* Goal of the exercise: Wherever a picture appears, skip it and retype the rest of the data exactly.

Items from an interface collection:
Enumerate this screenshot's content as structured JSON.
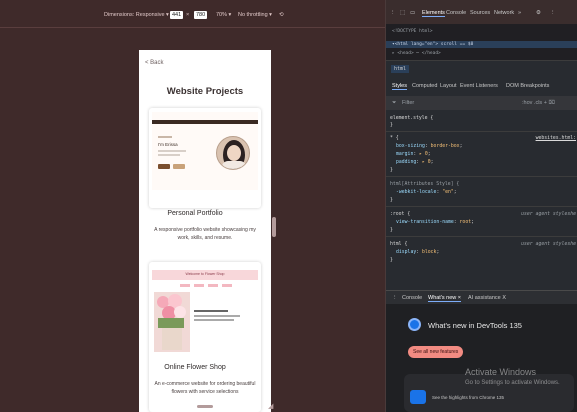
{
  "toolbar": {
    "dimensions_label": "Dimensions: Responsive ▾",
    "width": "441",
    "times": "×",
    "height": "780",
    "zoom": "70% ▾",
    "throttling": "No throttling ▾"
  },
  "page": {
    "back_link": "< Back",
    "title": "Website Projects",
    "projects": [
      {
        "title": "Personal Portfolio",
        "description": "A responsive portfolio website showcasing my work, skills, and resume.",
        "thumb_heading": "I'm Erissa"
      },
      {
        "title": "Online Flower Shop",
        "description": "An e-commerce website for ordering beautiful flowers with service selections",
        "thumb_heading": "Welcome to Flower Shop"
      }
    ]
  },
  "devtools": {
    "tabs": [
      "Elements",
      "Console",
      "Sources",
      "Network",
      "»"
    ],
    "dom_lines": [
      "<!DOCTYPE html>",
      "▾<html lang=\"en\"> scroll == $0",
      "  ▸ <head> ⋯ </head>"
    ],
    "breadcrumb": "html",
    "style_tabs": [
      "Styles",
      "Computed",
      "Layout",
      "Event Listeners",
      "DOM Breakpoints"
    ],
    "filter_placeholder": "Filter",
    "filter_tools": ":hov .cls + ⌧",
    "rules": [
      {
        "selector": "element.style {",
        "props": [],
        "source": ""
      },
      {
        "selector": "* {",
        "props": [
          [
            "box-sizing",
            "border-box"
          ],
          [
            "margin",
            "▸ 0"
          ],
          [
            "padding",
            "▸ 0"
          ]
        ],
        "source": "websites.html:"
      },
      {
        "selector": "html[Attributes Style] {",
        "props": [
          [
            "-webkit-locale",
            "\"en\""
          ]
        ],
        "source": ""
      },
      {
        "selector": ":root {",
        "props": [
          [
            "view-transition-name",
            "root"
          ]
        ],
        "source": "user agent styleshe"
      },
      {
        "selector": "html {",
        "props": [
          [
            "display",
            "block"
          ]
        ],
        "source": "user agent styleshe"
      }
    ],
    "drawer_tabs": [
      "Console",
      "What's new ×",
      "AI assistance Ⅹ"
    ],
    "whats_new_title": "What's new in DevTools 135",
    "see_all_button": "See all new features",
    "highlights_text": "See the highlights from Chrome 135"
  },
  "overlay": {
    "activate_title": "Activate Windows",
    "activate_sub": "Go to Settings to activate Windows."
  },
  "colors": {
    "page_bg": "#3f2a2a",
    "devtools_bg": "#282b30",
    "accent": "#7cacf8",
    "button_pink": "#f28b82"
  }
}
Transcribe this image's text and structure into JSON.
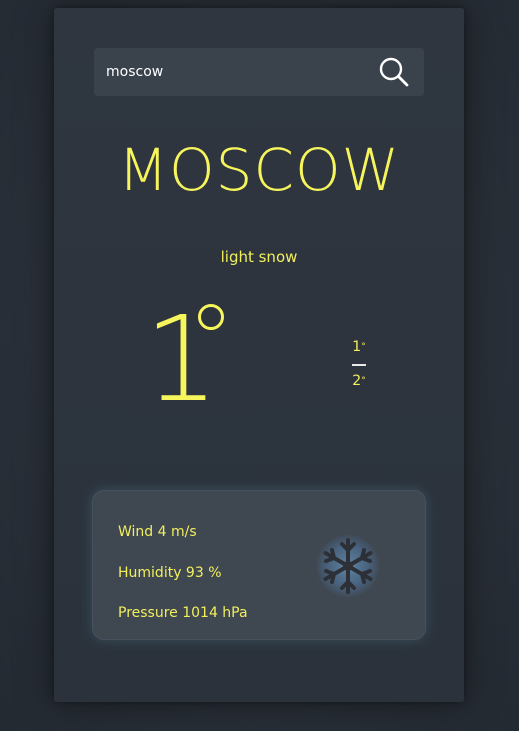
{
  "search": {
    "value": "moscow",
    "placeholder": ""
  },
  "weather": {
    "city": "MOSCOW",
    "description": "light snow",
    "temperature": "1",
    "temp_max": "1",
    "temp_min": "2",
    "icon": "snowflake-icon"
  },
  "details": {
    "wind": "Wind 4 m/s",
    "humidity": "Humidity 93 %",
    "pressure": "Pressure 1014 hPa"
  },
  "colors": {
    "accent": "#f7f55c",
    "card": "#2d343d",
    "panel": "#3f4751",
    "icon": "#2d3036"
  }
}
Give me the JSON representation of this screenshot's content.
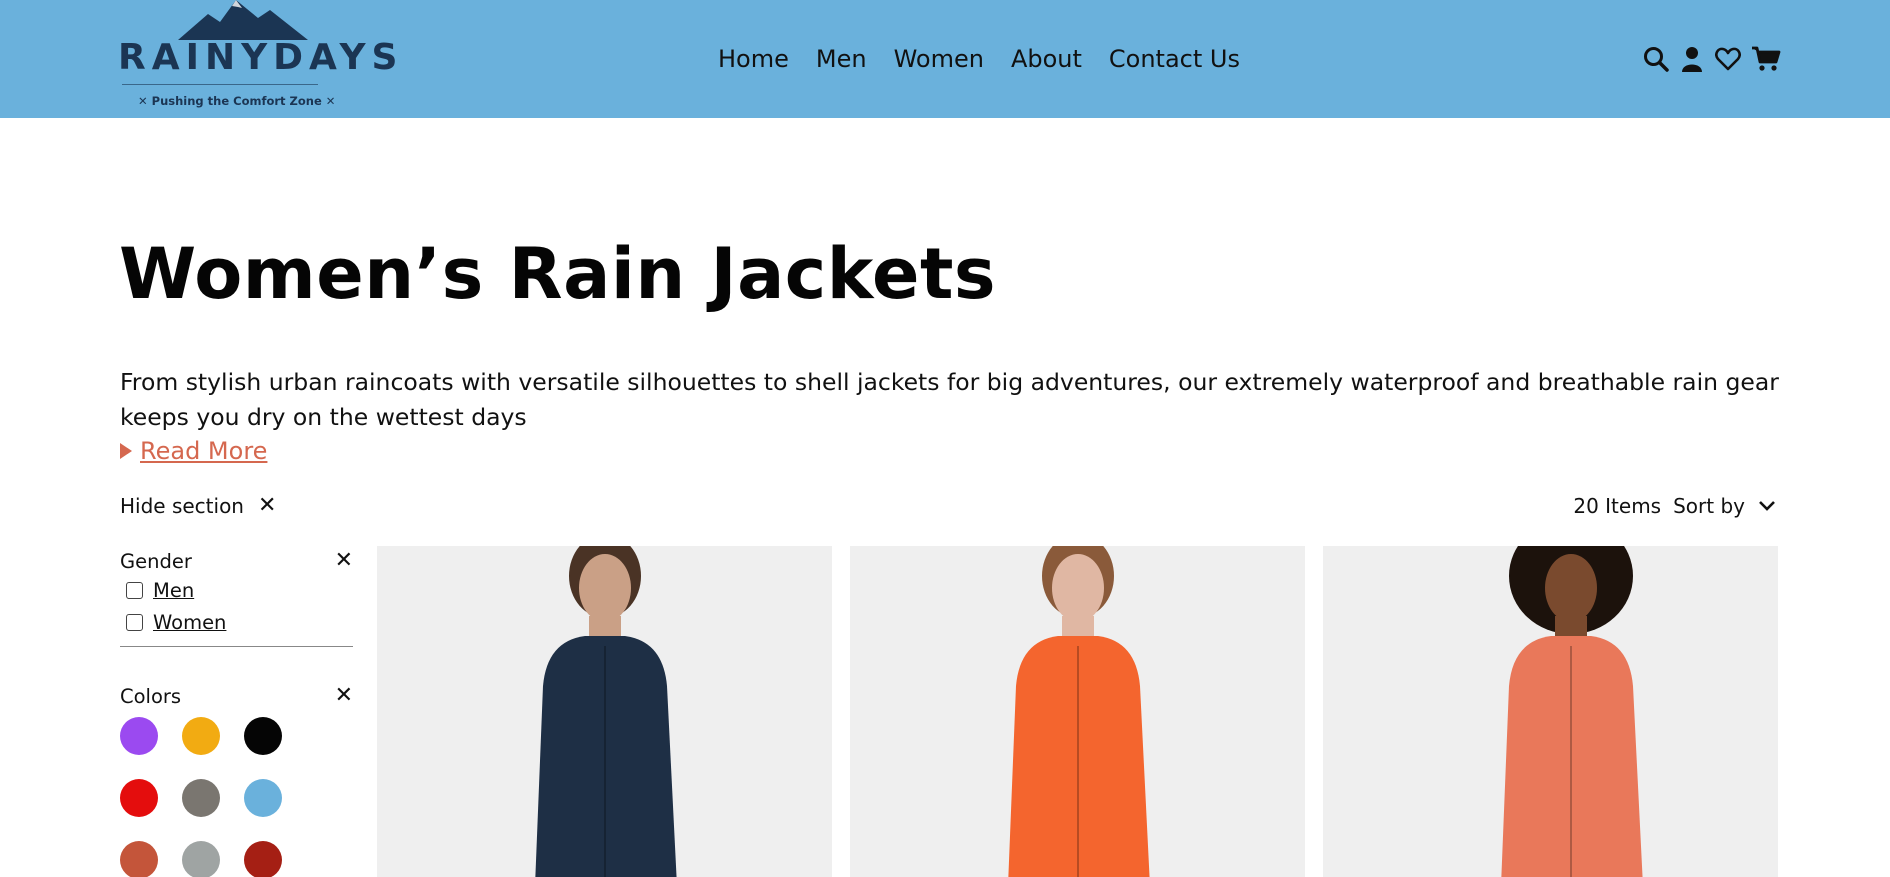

* Written response:
Enumerate this screenshot's content as structured JSON.
{
  "toolbar": {
    "dimensions_label": "Dimensions: Responsive ▾",
    "width": "441",
    "times": "×",
    "height": "780",
    "zoom": "70% ▾",
    "throttling": "No throttling ▾"
  },
  "page": {
    "back_link": "< Back",
    "title": "Website Projects",
    "projects": [
      {
        "title": "Personal Portfolio",
        "description": "A responsive portfolio website showcasing my work, skills, and resume.",
        "thumb_heading": "I'm Erissa"
      },
      {
        "title": "Online Flower Shop",
        "description": "An e-commerce website for ordering beautiful flowers with service selections",
        "thumb_heading": "Welcome to Flower Shop"
      }
    ]
  },
  "devtools": {
    "tabs": [
      "Elements",
      "Console",
      "Sources",
      "Network",
      "»"
    ],
    "dom_lines": [
      "<!DOCTYPE html>",
      "▾<html lang=\"en\"> scroll == $0",
      "  ▸ <head> ⋯ </head>"
    ],
    "breadcrumb": "html",
    "style_tabs": [
      "Styles",
      "Computed",
      "Layout",
      "Event Listeners",
      "DOM Breakpoints"
    ],
    "filter_placeholder": "Filter",
    "filter_tools": ":hov .cls + ⌧",
    "rules": [
      {
        "selector": "element.style {",
        "props": [],
        "source": ""
      },
      {
        "selector": "* {",
        "props": [
          [
            "box-sizing",
            "border-box"
          ],
          [
            "margin",
            "▸ 0"
          ],
          [
            "padding",
            "▸ 0"
          ]
        ],
        "source": "websites.html:"
      },
      {
        "selector": "html[Attributes Style] {",
        "props": [
          [
            "-webkit-locale",
            "\"en\""
          ]
        ],
        "source": ""
      },
      {
        "selector": ":root {",
        "props": [
          [
            "view-transition-name",
            "root"
          ]
        ],
        "source": "user agent styleshe"
      },
      {
        "selector": "html {",
        "props": [
          [
            "display",
            "block"
          ]
        ],
        "source": "user agent styleshe"
      }
    ],
    "drawer_tabs": [
      "Console",
      "What's new ×",
      "AI assistance Ⅹ"
    ],
    "whats_new_title": "What's new in DevTools 135",
    "see_all_button": "See all new features",
    "highlights_text": "See the highlights from Chrome 135"
  },
  "overlay": {
    "activate_title": "Activate Windows",
    "activate_sub": "Go to Settings to activate Windows."
  },
  "colors": {
    "page_bg": "#3f2a2a",
    "devtools_bg": "#282b30",
    "accent": "#7cacf8",
    "button_pink": "#f28b82"
  }
}
Transcribe this image's text and structure into JSON.
{
  "search": {
    "value": "moscow",
    "placeholder": ""
  },
  "weather": {
    "city": "MOSCOW",
    "description": "light snow",
    "temperature": "1",
    "temp_max": "1",
    "temp_min": "2",
    "icon": "snowflake-icon"
  },
  "details": {
    "wind": "Wind 4 m/s",
    "humidity": "Humidity 93 %",
    "pressure": "Pressure 1014 hPa"
  },
  "colors": {
    "accent": "#f7f55c",
    "card": "#2d343d",
    "panel": "#3f4751",
    "icon": "#2d3036"
  }
}
Give me the JSON representation of this screenshot's content.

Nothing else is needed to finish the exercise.